"New Zealand geothermal systems house an extraordinary population of unique and possibly globally-rare micro-organisms," said GNS Science researcher Matthew Stott.
"We're still not sure whether this diversity relates to the uniqueness of New Zealand geothermal systems, or whether it's because of the relative immaturity of the global understanding of microbial ecology science.
Around the North Island's volcanoes and geothermal areas, GNS has collected over 1000 different species of extremophile bacteria that live in extremes of temperature, acidity, alkalinity, pressure, and salinity -- often without sunlight or oxygen.
One of them was a methane-consuming organism that lives at Tikitere geothermal field -- also known as Hell's Gate -- near Rotorua and thrives in extremely acidic conditions.
That bacterium could potentially be used to reduce methane gas emissions to the atmosphere from landfills or geothermal power stations - they are "methanotrophs" which use methane as their only source of energy.
Other methanotrophs are known to live in soils, but the newly-discovered species are able to live in hotter and much more acidic conditions.
GNS researchers worked with University of Hawaii scientists to sequence the genome of the bacterium, and found that its genetic make-up was different to all known methanotrophic organisms.
The land owner and operator of Hell's Gate, Tikitere Trust, has a benefit-sharing deal with GNS Science for any financial gains from the discovery.
GNS Science yesterday told Environment Waikato environment committee meeting in Hamilton DNA sequencing work had revealed an "extraordinary diversity" of bacterial species in the geothermal systems, the function and role of many of which were unknown. "Up until now the microbial diversity in geothermal systems in the Taupo Volcanic Zone has not been systematically catalogued," Dr Stott said.
Micro-organisms make up 50 per cent of the world's biomass and are crucial to the healthy functioning of the planet, but Dr Stott said scientists know only 5-10 percent of those microbial species.
Two particular highlights of the study were the discovery of a new microbial metabolism in a species isolated from a geothermal soil, and that scientists had managed to grow the first representative of a new phylum (taxonomic rank).
Some of the species found in the Taupo geothermal systems showed potential for use in new technologies. Many geothermal micro-organisms are being studied for medicinal and commercial applications, or are already being used for industrial processes, Dr Stott said.

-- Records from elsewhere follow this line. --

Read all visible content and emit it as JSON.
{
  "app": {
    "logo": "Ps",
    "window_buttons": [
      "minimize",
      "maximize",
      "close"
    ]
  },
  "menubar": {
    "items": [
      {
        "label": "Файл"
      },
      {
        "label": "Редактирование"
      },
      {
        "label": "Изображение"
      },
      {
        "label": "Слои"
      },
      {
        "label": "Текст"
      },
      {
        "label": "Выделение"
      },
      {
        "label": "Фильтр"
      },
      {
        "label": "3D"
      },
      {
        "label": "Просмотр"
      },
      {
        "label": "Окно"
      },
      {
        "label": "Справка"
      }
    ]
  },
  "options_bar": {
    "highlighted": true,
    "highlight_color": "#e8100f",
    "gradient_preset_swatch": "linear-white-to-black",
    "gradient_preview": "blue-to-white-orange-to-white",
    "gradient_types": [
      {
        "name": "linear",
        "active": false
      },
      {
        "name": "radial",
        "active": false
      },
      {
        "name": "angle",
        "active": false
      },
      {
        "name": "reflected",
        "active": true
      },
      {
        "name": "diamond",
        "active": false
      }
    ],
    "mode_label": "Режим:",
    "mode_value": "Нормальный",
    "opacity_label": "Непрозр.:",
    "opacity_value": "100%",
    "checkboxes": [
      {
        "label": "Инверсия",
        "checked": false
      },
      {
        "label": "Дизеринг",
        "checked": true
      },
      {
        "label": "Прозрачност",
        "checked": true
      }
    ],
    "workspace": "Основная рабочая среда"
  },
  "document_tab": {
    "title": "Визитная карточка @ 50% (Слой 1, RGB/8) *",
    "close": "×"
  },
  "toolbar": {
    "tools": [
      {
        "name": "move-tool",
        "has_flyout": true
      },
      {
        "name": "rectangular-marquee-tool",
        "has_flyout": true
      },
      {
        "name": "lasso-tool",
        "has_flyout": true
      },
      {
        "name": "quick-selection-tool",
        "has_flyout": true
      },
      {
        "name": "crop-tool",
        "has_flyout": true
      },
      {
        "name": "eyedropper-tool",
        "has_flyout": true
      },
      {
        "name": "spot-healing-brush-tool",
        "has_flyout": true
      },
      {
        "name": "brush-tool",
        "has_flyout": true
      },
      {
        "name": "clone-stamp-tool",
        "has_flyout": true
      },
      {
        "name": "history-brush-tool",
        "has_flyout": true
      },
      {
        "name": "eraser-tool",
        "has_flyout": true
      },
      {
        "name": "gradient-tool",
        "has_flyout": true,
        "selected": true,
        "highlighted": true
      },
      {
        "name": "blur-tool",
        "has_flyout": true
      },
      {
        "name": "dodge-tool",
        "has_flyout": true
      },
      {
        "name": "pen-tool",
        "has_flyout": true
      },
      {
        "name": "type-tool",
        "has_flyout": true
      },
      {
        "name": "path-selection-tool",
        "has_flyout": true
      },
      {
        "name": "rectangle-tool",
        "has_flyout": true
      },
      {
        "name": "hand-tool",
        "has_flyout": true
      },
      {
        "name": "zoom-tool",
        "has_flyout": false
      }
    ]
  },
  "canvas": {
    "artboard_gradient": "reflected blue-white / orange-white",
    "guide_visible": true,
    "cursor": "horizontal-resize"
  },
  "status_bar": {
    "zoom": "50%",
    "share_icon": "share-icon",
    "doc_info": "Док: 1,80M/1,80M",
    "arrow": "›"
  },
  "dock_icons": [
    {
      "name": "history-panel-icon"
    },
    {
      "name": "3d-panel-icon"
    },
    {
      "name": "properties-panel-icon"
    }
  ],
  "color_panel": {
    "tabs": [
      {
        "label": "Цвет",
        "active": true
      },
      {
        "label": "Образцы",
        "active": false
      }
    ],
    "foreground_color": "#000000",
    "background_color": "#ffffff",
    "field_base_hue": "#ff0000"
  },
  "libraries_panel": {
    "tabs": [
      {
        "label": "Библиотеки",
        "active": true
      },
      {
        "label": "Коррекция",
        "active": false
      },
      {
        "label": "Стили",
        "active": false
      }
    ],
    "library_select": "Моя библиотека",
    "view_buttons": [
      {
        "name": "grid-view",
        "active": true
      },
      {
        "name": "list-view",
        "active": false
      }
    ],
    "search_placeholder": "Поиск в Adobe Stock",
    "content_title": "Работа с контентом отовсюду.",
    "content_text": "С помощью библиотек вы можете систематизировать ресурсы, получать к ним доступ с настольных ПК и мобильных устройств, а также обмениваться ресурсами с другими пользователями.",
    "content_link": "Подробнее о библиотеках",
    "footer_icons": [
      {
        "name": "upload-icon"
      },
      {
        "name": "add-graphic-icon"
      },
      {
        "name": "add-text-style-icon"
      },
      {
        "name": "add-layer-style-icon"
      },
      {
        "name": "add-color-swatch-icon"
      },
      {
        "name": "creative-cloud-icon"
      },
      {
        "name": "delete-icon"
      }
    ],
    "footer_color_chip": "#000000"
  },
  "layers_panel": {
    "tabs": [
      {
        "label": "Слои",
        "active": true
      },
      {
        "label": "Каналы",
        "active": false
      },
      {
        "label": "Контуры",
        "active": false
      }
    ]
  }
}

A DNA identification technique used in forensic and other applications relies on a thermophilic (heat-loving) micro-organism isolated from Yellowstone National Park, in the USA, while Waikato University scientists have exploited a bacteria from a similar environment 4000m up Antarctica's Mt Erebus to produce a heat-stable enzyme in DNA tests.
These are not the first organisms used like this -- an early case of bio-piracy three decades ago involved a Japanese researcher who took an organism from a geothermal pool in New Zealand to create medicines which could cope with a greater range of temperatures without refrigeration.
The regional council's environment committee chair Jane Hennebry said knowing what micro-organisms were present in geothermal systems would help the council set priorities to protect biodiversity.
"To do this for geothermal ecosystems we need to know about the range of micro-organisms they contain," she said. "We also need to know whether they are unique to New Zealand and if they are under threat, and what extra measures we need to take to protect them."
The GNS Science study was principally funded by a $180,000 grant from the Wairakei Environmental Mitigation Charitable Trust.